§ **Activity**: Within the data that follows, how many lines contain the word "handle"? Reply with only the number.

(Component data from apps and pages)

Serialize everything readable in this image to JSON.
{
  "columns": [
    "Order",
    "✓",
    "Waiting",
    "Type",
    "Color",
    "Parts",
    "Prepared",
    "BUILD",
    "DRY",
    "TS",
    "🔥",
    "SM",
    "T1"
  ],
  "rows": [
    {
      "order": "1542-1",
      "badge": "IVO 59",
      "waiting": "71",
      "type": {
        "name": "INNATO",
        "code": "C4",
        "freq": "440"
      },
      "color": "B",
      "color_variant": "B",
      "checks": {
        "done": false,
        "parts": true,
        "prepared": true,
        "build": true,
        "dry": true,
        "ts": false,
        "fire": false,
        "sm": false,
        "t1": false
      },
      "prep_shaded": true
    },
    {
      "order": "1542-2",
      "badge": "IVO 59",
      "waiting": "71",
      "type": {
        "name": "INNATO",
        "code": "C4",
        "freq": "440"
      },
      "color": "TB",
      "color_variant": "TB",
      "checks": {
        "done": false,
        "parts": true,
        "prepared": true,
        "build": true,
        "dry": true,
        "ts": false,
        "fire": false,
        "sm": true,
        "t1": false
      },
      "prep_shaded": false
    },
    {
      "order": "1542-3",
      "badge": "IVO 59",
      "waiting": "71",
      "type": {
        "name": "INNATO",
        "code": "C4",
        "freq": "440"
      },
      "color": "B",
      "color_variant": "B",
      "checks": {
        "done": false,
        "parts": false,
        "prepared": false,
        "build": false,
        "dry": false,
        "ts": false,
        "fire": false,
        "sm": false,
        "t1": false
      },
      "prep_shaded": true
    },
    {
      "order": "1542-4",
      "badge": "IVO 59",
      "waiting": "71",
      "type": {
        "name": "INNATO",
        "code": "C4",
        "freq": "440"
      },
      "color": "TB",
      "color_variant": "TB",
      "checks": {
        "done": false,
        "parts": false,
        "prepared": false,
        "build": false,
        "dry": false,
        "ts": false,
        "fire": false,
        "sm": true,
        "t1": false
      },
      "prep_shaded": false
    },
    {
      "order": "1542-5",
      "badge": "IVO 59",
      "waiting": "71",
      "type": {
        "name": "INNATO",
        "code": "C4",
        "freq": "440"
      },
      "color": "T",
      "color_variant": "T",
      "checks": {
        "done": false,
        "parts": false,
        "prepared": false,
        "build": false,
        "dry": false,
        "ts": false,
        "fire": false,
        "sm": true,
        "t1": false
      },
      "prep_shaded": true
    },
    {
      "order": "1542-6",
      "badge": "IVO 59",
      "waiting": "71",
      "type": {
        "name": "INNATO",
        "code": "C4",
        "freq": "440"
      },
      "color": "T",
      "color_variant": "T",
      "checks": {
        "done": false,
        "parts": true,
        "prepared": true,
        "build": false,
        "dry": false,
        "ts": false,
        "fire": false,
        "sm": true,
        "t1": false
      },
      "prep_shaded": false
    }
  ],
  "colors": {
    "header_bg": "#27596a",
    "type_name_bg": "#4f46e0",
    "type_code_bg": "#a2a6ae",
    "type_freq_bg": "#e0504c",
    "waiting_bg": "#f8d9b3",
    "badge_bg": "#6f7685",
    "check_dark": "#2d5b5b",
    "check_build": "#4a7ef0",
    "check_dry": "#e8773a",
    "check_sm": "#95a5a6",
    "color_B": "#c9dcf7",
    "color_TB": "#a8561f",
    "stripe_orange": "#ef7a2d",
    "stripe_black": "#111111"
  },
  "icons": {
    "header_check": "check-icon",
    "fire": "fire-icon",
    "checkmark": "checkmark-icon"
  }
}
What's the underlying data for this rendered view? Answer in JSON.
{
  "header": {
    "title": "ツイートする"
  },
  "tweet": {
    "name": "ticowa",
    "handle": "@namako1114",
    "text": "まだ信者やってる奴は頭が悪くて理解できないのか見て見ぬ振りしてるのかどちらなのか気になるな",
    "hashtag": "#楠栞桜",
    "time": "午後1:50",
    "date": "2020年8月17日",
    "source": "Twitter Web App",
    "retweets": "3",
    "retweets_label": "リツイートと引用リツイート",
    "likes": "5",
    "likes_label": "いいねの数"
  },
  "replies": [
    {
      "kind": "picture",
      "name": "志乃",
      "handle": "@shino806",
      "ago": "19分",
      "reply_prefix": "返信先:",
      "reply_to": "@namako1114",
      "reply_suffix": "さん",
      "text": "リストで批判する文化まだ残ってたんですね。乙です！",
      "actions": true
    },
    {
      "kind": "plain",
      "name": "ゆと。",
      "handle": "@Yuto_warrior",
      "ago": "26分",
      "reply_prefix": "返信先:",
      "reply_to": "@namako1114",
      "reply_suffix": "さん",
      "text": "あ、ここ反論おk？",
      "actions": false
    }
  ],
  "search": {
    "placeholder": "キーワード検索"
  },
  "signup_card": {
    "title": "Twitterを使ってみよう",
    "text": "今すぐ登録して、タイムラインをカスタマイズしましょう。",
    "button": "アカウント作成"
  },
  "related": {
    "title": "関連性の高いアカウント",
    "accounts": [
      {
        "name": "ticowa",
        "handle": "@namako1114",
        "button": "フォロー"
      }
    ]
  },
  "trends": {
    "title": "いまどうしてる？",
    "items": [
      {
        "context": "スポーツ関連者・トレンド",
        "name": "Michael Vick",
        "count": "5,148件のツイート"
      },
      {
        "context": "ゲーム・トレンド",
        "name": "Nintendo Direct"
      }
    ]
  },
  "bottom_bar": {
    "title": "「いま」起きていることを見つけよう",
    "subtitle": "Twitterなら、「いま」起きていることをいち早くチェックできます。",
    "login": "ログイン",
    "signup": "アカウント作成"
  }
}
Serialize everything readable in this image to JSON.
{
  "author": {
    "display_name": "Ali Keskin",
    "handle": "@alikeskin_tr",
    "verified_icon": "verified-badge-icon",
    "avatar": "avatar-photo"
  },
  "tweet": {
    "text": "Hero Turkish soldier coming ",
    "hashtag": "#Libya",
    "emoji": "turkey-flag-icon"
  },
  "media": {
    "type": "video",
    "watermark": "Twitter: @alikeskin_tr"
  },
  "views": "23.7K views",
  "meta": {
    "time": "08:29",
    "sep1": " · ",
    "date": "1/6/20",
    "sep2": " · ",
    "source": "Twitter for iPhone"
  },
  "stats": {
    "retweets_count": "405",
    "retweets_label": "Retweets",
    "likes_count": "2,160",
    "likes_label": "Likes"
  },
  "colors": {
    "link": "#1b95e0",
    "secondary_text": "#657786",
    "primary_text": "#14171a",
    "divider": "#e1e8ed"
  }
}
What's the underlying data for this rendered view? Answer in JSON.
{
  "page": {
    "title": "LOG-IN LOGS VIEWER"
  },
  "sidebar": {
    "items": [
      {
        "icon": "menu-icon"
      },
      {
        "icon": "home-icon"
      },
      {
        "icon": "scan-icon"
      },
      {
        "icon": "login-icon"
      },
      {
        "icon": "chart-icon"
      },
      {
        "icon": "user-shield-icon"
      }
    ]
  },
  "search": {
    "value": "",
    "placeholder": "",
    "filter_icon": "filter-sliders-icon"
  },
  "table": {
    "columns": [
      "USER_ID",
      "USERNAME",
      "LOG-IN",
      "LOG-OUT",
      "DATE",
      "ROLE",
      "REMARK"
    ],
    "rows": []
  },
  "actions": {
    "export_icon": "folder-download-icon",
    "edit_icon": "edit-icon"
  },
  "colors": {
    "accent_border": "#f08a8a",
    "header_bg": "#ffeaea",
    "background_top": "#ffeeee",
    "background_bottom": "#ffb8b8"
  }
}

§ **Written response**: 5